We knew instantly that we were no longer in Nepal. It felt like the population had tripled within seconds. The next bus on the journey was much better. It was adult sized and the tickets were printed from a handheld device. We were put at the front of the bus where we had shotgun views and all the leg room we could ask for. The roads are paved and actually have two lanes, a refreshing change to the undersized Nepal roads that handle traffic moving in both directions.
The four hour trip to Gorakhpur passed through several villages and small towns and it was a great way to see the Indian countryside. We couldn't believe how many people there were... and we thought there were a lot of people in Japan! The highways had a never ending flow of villagers and cyclists moving in every direction. The towns were wall to wall people that created traffic jams. India is the second largest populace in the world with 1.1 billion, but to see it for the first time was jaw dropping. This was only the countryside… what would the city's be like?
The bus slowly pushed its way through the streets of Gorakhpur and stopped outside of a bustling market. When the driver turned off the engine we knew we weren't being dropped off at the train station… another piece of info that was not communicated properly. It was now night time and the city was alive with loud horns honking and people swarming the streets.
Luckily Indians are friendly and helpful people. An older gentleman who spoke English could see our confusion and offered to escort us to the train station because it was on his way. It was only about 500 meters and he was a well groomed, businessman who didn't appear to have a hidden agenda, so we accepted and followed him. Unlike other situations in poorer countries, he was true to his word and brought us directly to the front entrance without looking for money.
Then we waited.We had four hours to kill before our overnight train departed. It was a little unsettling sitting in a train station at night in a new country, especially when it's a country where it's culturally acceptable to stare.We had hundreds of eyes staring at us from every direction… now we know what it feels like to be a movie star! It was an uncomfortable feeling. Not a scary feeling, but a very foreign and awkward feeling. People were taking pictures of us and stopping 10 feet in front of us, just to watch us sit… how weird is that?

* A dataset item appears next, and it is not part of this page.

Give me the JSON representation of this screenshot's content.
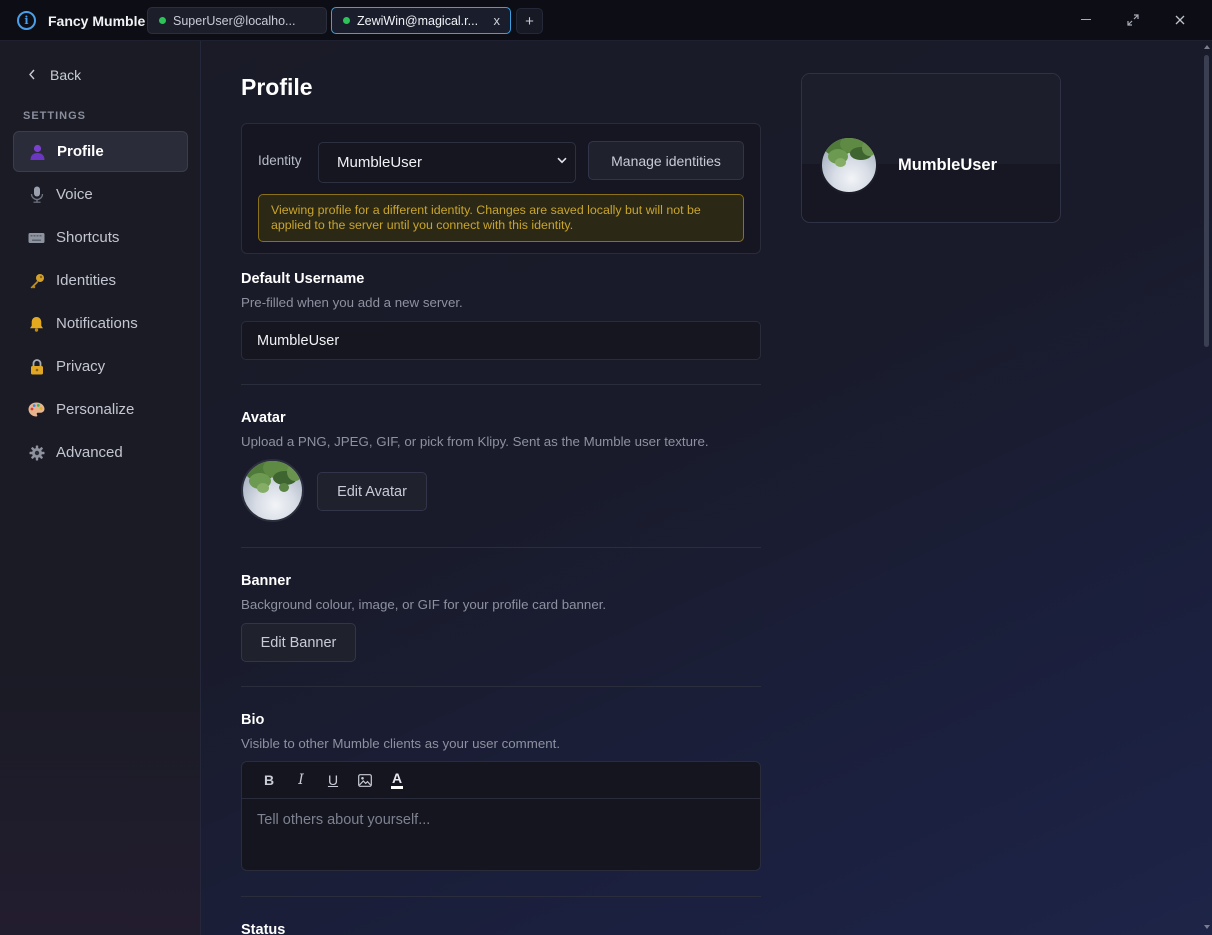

Eventually a friendly young student sat down beside us and started talking. Within minutes we had a few more sitting on our bench asking us personal questions (another acceptable practice). The interesting thing is that they seemed like they were already good friends, but they had never met before. Indians are very curious about foreigners. At one point we had a semi circle of about 20 men standing around us, listening to our conversations. Saying nothing, just watching and listening intently. It was definitely a culture shock and a first.
The young men were very helpful and ensured that we boarded the right train and the right cabin. We fully anticipated delays but the train departed right on schedule. The border crossing went much smoother this time. It was just very long... but interesting.
We had crossed another border and were now only seven hours way from our final destination…